749 Words 3 Pages
When looking at the works of both Carl von Clausewitz and John Boyd, there are many points of similarity and one particular difference. The point of similarity with the most common threads is that of the ever-changing and dynamic nature of war. This includes Clausewitz’s ‘Trinity’ and Boyds ‘OODA loop’ cycle, particularly the ‘Orient’ phase. The main point on which they differ is Clausewitz perceiving defense as the main focus as opposed to Boyd’s inherent bias toward the offense. The central point of both Clausewitz and Boyd’s teachings is the thread in which they share the most similarities; their analysis of the dynamic and ever changing nature of war. Clausewitz used his ‘Trinity’ to describe this, Boyd his ‘OODA loop’. For Clausewitz, …show more content…

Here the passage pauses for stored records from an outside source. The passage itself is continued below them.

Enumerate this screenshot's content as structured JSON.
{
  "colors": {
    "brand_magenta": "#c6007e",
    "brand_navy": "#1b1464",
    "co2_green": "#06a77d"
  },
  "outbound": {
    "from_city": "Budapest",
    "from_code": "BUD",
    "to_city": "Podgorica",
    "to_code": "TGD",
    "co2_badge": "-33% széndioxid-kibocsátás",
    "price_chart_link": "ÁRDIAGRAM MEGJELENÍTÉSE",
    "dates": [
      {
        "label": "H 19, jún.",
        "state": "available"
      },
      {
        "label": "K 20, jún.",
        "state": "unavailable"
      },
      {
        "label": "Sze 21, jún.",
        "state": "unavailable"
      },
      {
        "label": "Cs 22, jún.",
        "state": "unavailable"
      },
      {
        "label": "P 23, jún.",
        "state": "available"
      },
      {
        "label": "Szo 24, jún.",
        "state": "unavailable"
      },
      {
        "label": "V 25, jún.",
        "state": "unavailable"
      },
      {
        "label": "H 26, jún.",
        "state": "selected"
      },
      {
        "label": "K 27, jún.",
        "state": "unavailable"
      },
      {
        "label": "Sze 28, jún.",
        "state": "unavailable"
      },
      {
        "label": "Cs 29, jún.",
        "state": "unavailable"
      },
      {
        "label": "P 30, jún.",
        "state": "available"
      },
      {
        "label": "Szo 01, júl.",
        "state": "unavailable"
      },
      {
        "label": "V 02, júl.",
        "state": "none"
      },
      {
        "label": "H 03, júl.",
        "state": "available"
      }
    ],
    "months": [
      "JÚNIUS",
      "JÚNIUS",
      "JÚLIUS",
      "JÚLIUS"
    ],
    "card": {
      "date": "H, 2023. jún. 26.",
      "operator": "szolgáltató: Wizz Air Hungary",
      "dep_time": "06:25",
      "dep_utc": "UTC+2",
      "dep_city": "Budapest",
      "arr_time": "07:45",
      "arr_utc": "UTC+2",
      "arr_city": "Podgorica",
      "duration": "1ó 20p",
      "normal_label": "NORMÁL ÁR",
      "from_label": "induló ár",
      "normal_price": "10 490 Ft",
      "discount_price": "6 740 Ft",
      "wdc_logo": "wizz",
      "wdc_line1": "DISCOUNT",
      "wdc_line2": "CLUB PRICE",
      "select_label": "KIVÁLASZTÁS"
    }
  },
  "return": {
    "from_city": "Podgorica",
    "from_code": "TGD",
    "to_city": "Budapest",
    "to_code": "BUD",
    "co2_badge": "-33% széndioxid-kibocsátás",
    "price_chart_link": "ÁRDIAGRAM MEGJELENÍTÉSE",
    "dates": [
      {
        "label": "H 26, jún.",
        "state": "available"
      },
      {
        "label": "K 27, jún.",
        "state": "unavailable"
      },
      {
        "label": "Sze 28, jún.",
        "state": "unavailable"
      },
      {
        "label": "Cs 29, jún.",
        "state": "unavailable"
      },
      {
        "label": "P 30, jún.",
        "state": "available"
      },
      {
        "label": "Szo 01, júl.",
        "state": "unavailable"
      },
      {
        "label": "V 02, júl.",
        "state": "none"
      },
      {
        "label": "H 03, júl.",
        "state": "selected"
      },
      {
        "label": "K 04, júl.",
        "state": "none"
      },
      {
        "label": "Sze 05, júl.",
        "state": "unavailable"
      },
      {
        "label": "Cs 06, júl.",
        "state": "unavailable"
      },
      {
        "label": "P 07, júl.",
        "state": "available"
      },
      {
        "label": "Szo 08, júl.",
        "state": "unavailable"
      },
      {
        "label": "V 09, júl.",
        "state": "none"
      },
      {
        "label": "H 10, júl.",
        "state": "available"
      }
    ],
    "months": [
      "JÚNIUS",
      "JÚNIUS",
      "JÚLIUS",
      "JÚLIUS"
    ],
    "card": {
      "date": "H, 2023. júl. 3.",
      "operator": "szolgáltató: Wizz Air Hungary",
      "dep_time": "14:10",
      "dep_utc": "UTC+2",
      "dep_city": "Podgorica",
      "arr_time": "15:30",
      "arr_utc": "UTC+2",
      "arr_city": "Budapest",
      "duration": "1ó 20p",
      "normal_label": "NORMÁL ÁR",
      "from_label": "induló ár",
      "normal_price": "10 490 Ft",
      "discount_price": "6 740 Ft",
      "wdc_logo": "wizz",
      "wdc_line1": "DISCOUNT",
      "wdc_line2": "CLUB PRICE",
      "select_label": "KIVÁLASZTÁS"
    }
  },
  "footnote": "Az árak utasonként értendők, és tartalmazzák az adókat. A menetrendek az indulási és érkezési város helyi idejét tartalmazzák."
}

Clausewitz stated in ‘On War’ that “…As we shall show, defense is a greater form of fighting than attack.” Further, Clausewitz detailed “…defense over attack often destroys the effect of polarity, and this explains the suspension of military action.” Both of these observations are in direct conflict to Boyd’s teachings. The main theory and intent behind Boyd’s ‘OODA loop’ is that a commander needs to use this decision cycle to try and act in a faster manner than his adversary. He felt that the individual who can act on this cycle faster will create an advantage of “…variety, rapidity, harmony, and initiative” and ultimately lead to military victory. An aggressive bias for action in battlefield decision-making is, by nature, an inherently offensive concept used to confuse and disorient your enemy, and therefore in stark contrast to Clausewitz’s defensive focus and ”..suspension of military action”. In particular relation to today’s Marine Corps warfighting doctrine, Boyd’s offensive theory is the more relevant of the two as it can be found interlaced throughout MCDP-1, chiefly within “Chapter 2: The Theory of War” where the bias for offense can be found within the sections on ‘Initiative and Response’, ‘Surprise and Boldness’, and is explicitly referenced within the ‘Speed and Focus’ discussion of

Related Documents